“Bye-”

“Bye.”

The man limps back into the rainy street. The owner of the health food shop turns smoothly back to his binder full of papers. I pick my way carefully through the maze of a half-unpacked arborrio rice shipment on the floor. I quietly collect groceries until I am too tempted, and I toss a question towards the counter:

“Do you have any nutritional yeast?”

“Nutritional yeast,” The owner repeats.

“Yeah, I like to stir fry it with tofu.”

The owner points to its spot on the shelf, and when I present the canister to pay, he shoots a probing look through his glasses.

“Good for you,” He nods, “That kind has added B12.”

I say, “Okay. Cool.”

I wait for him to continue, and he seems on the verge. He is studying me as he types on a manual cash register, noting the distinctive caw of my American accent, the backpack I brought to carry my purchases in, the misshapen purple bowler perched on my head. I don’t have any other questions, and he doesn’t have anything else to say. However, as I thank him and leave, he seems to be taking note.

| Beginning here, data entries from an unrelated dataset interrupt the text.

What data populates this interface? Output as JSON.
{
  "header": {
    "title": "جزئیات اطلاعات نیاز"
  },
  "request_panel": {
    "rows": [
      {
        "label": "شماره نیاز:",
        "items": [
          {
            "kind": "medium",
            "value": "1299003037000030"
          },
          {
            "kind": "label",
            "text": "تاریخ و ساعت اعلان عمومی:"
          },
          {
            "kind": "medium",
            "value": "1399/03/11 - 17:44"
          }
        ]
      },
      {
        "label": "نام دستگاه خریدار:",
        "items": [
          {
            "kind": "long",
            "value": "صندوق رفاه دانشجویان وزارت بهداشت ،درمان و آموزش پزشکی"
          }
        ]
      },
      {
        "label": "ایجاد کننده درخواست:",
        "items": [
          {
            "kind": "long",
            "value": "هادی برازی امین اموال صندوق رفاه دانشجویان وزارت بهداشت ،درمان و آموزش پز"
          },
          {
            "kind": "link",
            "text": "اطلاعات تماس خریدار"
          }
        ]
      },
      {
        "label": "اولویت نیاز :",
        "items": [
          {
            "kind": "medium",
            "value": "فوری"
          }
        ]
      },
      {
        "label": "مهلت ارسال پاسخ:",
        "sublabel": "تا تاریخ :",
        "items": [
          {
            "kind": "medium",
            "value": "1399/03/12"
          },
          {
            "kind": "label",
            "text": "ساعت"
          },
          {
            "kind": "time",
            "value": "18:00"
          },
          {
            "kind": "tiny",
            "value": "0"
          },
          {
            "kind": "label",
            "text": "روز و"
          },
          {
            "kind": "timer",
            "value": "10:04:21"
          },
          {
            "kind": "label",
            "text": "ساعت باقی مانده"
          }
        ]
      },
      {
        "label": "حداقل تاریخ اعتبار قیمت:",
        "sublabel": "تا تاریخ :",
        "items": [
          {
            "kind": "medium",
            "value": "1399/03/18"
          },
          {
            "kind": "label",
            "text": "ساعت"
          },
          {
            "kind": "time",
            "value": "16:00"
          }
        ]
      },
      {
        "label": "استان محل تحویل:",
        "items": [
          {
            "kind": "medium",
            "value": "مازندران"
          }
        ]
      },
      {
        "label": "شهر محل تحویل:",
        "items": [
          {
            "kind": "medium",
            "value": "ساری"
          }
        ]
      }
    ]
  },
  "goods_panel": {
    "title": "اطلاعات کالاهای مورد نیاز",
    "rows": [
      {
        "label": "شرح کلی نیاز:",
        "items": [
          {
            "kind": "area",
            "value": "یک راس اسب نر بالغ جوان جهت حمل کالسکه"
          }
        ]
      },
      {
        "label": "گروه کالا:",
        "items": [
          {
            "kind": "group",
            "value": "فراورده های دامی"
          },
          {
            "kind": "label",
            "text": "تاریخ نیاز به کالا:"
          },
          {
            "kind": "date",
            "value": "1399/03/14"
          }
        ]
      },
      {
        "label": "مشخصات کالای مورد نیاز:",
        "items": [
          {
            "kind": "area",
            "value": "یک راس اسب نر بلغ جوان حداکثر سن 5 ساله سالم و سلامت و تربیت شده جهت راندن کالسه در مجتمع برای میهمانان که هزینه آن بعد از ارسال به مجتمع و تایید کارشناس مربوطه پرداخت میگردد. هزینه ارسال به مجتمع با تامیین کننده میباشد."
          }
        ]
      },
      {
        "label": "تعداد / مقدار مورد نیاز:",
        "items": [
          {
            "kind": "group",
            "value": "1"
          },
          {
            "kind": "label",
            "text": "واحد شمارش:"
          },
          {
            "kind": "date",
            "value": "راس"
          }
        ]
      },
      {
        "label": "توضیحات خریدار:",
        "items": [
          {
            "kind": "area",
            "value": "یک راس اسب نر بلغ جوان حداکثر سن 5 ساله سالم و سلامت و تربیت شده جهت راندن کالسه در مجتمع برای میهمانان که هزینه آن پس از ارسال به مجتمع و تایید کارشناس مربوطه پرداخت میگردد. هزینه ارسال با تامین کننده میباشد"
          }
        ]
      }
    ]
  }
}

As if preparing to remember me.

I launch out of the door wondering whether the hell carbonation robs the calcium right outta yer thumbs, already looking forward to the next trip to the health food store.